:: ASSIGNMENT ::
Read the data, and whenever a line holds the word "adresata", report that line.
BEGIN
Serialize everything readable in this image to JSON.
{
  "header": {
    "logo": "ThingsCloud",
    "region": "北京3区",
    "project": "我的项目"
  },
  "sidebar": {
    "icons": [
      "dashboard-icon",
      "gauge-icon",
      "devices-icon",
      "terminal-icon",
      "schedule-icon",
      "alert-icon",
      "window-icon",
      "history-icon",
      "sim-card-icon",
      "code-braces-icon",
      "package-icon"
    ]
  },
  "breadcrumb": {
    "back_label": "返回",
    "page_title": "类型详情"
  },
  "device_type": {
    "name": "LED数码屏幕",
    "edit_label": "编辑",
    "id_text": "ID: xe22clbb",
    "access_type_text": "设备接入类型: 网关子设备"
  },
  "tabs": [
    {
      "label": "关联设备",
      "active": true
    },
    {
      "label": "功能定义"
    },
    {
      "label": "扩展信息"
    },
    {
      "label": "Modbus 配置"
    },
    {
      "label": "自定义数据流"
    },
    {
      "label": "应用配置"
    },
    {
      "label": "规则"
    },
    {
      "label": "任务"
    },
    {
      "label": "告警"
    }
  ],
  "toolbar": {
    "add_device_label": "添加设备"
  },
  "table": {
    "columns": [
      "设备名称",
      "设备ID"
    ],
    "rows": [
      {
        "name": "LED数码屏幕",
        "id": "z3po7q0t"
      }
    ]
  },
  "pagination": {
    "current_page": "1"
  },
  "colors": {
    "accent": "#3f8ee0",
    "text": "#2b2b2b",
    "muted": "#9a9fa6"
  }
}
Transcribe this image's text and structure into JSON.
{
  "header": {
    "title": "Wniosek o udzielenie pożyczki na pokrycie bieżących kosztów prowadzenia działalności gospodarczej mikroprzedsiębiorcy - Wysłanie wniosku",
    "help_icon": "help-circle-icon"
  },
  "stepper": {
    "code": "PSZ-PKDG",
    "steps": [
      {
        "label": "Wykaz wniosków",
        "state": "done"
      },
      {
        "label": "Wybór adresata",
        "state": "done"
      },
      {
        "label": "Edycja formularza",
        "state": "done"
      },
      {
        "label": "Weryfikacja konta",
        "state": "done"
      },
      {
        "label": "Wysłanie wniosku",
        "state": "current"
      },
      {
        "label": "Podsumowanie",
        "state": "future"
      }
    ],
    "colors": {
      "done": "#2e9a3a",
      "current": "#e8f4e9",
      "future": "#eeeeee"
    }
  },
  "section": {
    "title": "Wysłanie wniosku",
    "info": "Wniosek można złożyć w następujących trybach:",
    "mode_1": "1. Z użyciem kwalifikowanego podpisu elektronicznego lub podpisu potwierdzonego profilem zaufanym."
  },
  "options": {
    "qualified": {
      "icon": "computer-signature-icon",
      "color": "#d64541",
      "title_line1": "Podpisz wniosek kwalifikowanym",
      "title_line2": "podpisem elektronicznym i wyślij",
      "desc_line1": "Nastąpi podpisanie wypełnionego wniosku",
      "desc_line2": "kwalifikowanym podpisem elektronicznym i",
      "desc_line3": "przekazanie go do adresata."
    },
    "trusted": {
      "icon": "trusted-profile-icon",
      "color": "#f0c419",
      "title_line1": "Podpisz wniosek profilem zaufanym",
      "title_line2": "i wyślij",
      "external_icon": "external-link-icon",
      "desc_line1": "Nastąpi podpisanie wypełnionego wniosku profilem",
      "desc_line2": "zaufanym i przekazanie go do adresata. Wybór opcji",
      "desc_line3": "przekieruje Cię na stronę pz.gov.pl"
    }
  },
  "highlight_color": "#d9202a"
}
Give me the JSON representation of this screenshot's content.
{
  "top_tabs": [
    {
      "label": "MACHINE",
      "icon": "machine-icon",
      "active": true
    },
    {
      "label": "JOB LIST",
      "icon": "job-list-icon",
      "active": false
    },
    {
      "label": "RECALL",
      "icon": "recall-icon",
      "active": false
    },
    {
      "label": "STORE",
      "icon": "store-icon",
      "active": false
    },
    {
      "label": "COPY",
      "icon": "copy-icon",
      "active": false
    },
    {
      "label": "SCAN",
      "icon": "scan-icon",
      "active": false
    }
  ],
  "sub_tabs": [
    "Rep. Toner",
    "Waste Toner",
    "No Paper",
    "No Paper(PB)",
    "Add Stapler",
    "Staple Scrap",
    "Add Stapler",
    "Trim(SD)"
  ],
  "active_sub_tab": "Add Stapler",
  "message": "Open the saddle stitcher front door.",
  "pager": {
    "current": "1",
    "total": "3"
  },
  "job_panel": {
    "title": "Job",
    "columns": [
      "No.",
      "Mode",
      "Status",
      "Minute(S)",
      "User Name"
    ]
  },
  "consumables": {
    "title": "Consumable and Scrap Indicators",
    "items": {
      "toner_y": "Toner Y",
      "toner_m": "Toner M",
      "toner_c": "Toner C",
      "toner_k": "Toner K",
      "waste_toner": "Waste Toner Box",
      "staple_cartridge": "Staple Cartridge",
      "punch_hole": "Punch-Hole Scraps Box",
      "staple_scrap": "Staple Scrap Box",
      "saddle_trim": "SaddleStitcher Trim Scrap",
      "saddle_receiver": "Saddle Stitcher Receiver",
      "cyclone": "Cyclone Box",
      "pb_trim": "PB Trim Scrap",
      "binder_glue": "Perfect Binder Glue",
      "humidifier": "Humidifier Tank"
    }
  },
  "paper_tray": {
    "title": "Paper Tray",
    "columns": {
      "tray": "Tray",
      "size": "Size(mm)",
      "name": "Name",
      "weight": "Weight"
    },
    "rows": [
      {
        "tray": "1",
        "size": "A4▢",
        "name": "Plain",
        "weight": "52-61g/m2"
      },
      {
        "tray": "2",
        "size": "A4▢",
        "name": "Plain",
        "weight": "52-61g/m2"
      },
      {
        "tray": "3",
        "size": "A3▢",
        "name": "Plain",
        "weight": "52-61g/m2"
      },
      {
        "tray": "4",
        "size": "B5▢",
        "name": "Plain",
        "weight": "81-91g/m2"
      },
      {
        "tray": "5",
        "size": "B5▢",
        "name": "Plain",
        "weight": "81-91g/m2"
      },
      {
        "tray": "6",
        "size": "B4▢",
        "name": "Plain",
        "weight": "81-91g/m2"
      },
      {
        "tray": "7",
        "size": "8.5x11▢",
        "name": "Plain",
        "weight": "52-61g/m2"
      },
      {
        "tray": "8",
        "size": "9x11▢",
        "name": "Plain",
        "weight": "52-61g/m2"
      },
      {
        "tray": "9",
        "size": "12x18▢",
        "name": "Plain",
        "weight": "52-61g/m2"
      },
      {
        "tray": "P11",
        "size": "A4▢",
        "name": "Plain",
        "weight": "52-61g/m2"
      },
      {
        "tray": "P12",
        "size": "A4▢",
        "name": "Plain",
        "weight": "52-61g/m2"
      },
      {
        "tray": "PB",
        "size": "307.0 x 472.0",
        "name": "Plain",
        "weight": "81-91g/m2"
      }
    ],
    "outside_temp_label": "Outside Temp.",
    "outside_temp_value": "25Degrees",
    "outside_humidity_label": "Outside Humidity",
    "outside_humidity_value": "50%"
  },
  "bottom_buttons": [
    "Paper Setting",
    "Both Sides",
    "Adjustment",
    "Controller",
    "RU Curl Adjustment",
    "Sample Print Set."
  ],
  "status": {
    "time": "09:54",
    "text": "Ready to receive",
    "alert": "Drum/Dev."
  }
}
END
:: ANSWER SECTION ::
        "label": "Wybór adresata",
      "desc_line3": "przekazanie go do adresata."
      "desc_line2": "zaufanym i przekazanie go do adresata. Wybór opcji",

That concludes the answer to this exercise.